§ **WHAT NEEDS TO BE DONE**
Records appear below. Give all of them again, exactly.

§ **EXTRACTED RECORDS**
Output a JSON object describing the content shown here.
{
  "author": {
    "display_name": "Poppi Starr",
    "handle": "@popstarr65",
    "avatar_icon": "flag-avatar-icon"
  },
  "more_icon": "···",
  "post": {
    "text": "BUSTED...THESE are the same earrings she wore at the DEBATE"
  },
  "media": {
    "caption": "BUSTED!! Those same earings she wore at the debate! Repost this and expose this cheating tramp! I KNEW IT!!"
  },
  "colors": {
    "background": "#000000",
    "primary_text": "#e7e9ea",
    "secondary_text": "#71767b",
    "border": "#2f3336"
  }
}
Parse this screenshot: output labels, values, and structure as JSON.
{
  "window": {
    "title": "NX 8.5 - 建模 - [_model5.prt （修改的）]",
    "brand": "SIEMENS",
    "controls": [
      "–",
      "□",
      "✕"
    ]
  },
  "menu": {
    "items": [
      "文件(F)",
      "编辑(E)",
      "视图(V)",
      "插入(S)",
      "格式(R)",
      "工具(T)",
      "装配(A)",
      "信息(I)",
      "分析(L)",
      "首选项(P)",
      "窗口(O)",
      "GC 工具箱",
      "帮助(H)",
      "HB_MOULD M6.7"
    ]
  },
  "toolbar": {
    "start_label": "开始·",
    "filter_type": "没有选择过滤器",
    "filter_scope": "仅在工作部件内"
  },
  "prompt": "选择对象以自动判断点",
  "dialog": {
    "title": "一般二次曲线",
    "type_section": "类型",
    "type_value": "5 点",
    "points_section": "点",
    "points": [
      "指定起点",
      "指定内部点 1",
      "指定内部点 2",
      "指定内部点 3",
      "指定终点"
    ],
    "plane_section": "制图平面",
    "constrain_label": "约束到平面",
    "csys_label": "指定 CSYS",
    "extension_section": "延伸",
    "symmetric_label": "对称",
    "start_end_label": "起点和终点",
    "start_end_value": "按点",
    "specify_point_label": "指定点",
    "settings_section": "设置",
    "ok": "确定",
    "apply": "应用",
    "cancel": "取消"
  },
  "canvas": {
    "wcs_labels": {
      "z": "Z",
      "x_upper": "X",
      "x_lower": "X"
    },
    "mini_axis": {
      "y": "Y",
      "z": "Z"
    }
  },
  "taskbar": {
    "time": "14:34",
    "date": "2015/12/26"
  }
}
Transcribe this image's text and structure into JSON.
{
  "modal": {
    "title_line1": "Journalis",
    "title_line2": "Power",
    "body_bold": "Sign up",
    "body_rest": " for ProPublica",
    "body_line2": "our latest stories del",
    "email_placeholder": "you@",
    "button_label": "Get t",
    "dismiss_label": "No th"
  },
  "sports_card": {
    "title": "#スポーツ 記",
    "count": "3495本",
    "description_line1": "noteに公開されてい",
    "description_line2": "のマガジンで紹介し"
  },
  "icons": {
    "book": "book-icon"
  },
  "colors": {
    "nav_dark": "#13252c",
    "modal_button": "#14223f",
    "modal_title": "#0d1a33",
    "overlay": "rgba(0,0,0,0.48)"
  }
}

§ **ANSWER SECTION**
Output a JSON object describing the content shown here.
{
  "author": {
    "display_name": "Poppi Starr",
    "handle": "@popstarr65",
    "avatar_icon": "flag-avatar-icon"
  },
  "more_icon": "···",
  "post": {
    "text": "BUSTED...THESE are the same earrings she wore at the DEBATE"
  },
  "media": {
    "caption": "BUSTED!! Those same earings she wore at the debate! Repost this and expose this cheating tramp! I KNEW IT!!"
  },
  "colors": {
    "background": "#000000",
    "primary_text": "#e7e9ea",
    "secondary_text": "#71767b",
    "border": "#2f3336"
  }
}
Parse this screenshot: output labels, values, and structure as JSON.
{
  "window": {
    "title": "NX 8.5 - 建模 - [_model5.prt （修改的）]",
    "brand": "SIEMENS",
    "controls": [
      "–",
      "□",
      "✕"
    ]
  },
  "menu": {
    "items": [
      "文件(F)",
      "编辑(E)",
      "视图(V)",
      "插入(S)",
      "格式(R)",
      "工具(T)",
      "装配(A)",
      "信息(I)",
      "分析(L)",
      "首选项(P)",
      "窗口(O)",
      "GC 工具箱",
      "帮助(H)",
      "HB_MOULD M6.7"
    ]
  },
  "toolbar": {
    "start_label": "开始·",
    "filter_type": "没有选择过滤器",
    "filter_scope": "仅在工作部件内"
  },
  "prompt": "选择对象以自动判断点",
  "dialog": {
    "title": "一般二次曲线",
    "type_section": "类型",
    "type_value": "5 点",
    "points_section": "点",
    "points": [
      "指定起点",
      "指定内部点 1",
      "指定内部点 2",
      "指定内部点 3",
      "指定终点"
    ],
    "plane_section": "制图平面",
    "constrain_label": "约束到平面",
    "csys_label": "指定 CSYS",
    "extension_section": "延伸",
    "symmetric_label": "对称",
    "start_end_label": "起点和终点",
    "start_end_value": "按点",
    "specify_point_label": "指定点",
    "settings_section": "设置",
    "ok": "确定",
    "apply": "应用",
    "cancel": "取消"
  },
  "canvas": {
    "wcs_labels": {
      "z": "Z",
      "x_upper": "X",
      "x_lower": "X"
    },
    "mini_axis": {
      "y": "Y",
      "z": "Z"
    }
  },
  "taskbar": {
    "time": "14:34",
    "date": "2015/12/26"
  }
}
Transcribe this image's text and structure into JSON.
{
  "modal": {
    "title_line1": "Journalis",
    "title_line2": "Power",
    "body_bold": "Sign up",
    "body_rest": " for ProPublica",
    "body_line2": "our latest stories del",
    "email_placeholder": "you@",
    "button_label": "Get t",
    "dismiss_label": "No th"
  },
  "sports_card": {
    "title": "#スポーツ 記",
    "count": "3495本",
    "description_line1": "noteに公開されてい",
    "description_line2": "のマガジンで紹介し"
  },
  "icons": {
    "book": "book-icon"
  },
  "colors": {
    "nav_dark": "#13252c",
    "modal_button": "#14223f",
    "modal_title": "#0d1a33",
    "overlay": "rgba(0,0,0,0.48)"
  }
}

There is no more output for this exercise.